▶ _MATERIALS PROVIDED_
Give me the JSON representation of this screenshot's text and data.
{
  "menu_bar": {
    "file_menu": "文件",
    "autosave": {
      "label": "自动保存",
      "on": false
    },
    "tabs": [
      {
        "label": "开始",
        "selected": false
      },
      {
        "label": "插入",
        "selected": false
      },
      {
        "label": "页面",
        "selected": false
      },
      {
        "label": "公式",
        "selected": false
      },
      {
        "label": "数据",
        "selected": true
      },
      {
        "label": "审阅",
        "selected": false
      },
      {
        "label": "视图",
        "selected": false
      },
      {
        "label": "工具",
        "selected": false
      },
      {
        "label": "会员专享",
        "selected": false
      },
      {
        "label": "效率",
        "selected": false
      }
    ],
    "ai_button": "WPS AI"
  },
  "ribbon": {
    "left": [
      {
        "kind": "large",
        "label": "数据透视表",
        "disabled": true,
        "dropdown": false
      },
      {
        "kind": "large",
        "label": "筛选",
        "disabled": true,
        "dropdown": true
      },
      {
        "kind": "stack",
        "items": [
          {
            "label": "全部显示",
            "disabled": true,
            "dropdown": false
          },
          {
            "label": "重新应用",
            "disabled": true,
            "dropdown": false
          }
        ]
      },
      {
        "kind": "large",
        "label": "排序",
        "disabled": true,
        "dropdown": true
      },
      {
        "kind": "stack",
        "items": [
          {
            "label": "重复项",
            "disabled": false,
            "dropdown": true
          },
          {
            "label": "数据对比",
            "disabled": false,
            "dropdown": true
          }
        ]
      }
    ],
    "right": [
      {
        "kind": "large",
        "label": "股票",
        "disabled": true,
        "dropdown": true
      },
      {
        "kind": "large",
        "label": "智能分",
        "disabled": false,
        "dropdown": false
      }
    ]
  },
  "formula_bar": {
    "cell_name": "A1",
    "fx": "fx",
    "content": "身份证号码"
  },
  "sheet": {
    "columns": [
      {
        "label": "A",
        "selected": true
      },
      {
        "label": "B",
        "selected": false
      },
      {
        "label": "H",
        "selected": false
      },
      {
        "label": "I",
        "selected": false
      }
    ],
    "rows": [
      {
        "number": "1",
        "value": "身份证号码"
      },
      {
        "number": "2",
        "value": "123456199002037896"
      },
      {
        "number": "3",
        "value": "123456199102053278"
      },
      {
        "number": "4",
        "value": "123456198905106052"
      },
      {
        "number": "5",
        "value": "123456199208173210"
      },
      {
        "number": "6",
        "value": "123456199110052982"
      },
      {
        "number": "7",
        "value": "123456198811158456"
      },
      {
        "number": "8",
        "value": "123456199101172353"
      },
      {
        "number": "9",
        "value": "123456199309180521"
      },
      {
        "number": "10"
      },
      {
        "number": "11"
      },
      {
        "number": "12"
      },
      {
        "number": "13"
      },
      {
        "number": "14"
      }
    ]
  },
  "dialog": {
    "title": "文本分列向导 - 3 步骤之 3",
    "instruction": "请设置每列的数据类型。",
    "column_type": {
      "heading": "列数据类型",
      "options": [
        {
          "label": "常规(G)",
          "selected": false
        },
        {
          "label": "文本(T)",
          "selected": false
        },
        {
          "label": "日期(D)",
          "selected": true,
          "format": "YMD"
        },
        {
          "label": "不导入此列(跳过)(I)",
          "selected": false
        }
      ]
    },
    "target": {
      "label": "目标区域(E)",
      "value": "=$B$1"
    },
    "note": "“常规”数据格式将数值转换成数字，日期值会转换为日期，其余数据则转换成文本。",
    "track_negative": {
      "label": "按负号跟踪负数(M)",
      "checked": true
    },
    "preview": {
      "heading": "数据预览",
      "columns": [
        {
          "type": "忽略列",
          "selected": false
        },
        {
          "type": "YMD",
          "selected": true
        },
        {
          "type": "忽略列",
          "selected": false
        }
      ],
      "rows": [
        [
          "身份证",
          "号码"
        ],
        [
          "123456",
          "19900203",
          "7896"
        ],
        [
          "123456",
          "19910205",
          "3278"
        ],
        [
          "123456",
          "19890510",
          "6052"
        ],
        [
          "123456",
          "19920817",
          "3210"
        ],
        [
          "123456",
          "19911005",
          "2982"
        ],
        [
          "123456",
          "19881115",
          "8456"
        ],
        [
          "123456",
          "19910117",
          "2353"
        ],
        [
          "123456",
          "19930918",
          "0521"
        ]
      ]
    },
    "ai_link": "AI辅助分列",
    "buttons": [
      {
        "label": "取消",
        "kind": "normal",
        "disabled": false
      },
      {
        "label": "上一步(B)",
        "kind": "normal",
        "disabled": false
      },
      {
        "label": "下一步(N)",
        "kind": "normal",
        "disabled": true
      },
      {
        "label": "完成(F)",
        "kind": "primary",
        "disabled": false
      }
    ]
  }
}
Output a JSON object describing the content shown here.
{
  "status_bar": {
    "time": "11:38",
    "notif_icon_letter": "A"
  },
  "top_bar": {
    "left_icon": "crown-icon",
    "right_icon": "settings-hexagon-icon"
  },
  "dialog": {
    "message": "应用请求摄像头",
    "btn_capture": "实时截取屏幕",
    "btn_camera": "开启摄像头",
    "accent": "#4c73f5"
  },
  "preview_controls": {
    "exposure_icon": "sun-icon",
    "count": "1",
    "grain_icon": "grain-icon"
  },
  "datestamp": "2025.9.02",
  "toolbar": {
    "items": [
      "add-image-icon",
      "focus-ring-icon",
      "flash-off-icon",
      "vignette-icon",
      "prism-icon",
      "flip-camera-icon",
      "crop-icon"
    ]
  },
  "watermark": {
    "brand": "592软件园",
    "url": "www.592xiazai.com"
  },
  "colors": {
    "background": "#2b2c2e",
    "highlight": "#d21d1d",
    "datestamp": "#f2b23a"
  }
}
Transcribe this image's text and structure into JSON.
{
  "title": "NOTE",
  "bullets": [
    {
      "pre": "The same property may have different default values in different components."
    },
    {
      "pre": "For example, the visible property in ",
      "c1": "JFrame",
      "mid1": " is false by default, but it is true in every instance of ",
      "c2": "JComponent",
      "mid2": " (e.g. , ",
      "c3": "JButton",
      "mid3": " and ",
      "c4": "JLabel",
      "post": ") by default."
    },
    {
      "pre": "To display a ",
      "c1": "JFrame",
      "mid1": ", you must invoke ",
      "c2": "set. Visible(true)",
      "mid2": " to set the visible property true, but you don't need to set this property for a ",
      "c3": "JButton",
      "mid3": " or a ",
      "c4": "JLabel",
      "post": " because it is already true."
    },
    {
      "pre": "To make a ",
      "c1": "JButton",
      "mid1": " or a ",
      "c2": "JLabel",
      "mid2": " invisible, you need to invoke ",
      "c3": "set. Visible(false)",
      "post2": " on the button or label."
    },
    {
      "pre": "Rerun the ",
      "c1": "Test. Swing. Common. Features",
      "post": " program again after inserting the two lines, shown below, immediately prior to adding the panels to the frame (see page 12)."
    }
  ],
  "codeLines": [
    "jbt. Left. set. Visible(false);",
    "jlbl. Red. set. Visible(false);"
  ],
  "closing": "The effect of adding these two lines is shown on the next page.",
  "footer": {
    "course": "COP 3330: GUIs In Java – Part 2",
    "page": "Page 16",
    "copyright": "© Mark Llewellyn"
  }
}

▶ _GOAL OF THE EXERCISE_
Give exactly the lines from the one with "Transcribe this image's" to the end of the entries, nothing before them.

▶ _RESPONSE_
Transcribe this image's text and structure into JSON.
{
  "title": "NOTE",
  "bullets": [
    {
      "pre": "The same property may have different default values in different components."
    },
    {
      "pre": "For example, the visible property in ",
      "c1": "JFrame",
      "mid1": " is false by default, but it is true in every instance of ",
      "c2": "JComponent",
      "mid2": " (e.g. , ",
      "c3": "JButton",
      "mid3": " and ",
      "c4": "JLabel",
      "post": ") by default."
    },
    {
      "pre": "To display a ",
      "c1": "JFrame",
      "mid1": ", you must invoke ",
      "c2": "set. Visible(true)",
      "mid2": " to set the visible property true, but you don't need to set this property for a ",
      "c3": "JButton",
      "mid3": " or a ",
      "c4": "JLabel",
      "post": " because it is already true."
    },
    {
      "pre": "To make a ",
      "c1": "JButton",
      "mid1": " or a ",
      "c2": "JLabel",
      "mid2": " invisible, you need to invoke ",
      "c3": "set. Visible(false)",
      "post2": " on the button or label."
    },
    {
      "pre": "Rerun the ",
      "c1": "Test. Swing. Common. Features",
      "post": " program again after inserting the two lines, shown below, immediately prior to adding the panels to the frame (see page 12)."
    }
  ],
  "codeLines": [
    "jbt. Left. set. Visible(false);",
    "jlbl. Red. set. Visible(false);"
  ],
  "closing": "The effect of adding these two lines is shown on the next page.",
  "footer": {
    "course": "COP 3330: GUIs In Java – Part 2",
    "page": "Page 16",
    "copyright": "© Mark Llewellyn"
  }
}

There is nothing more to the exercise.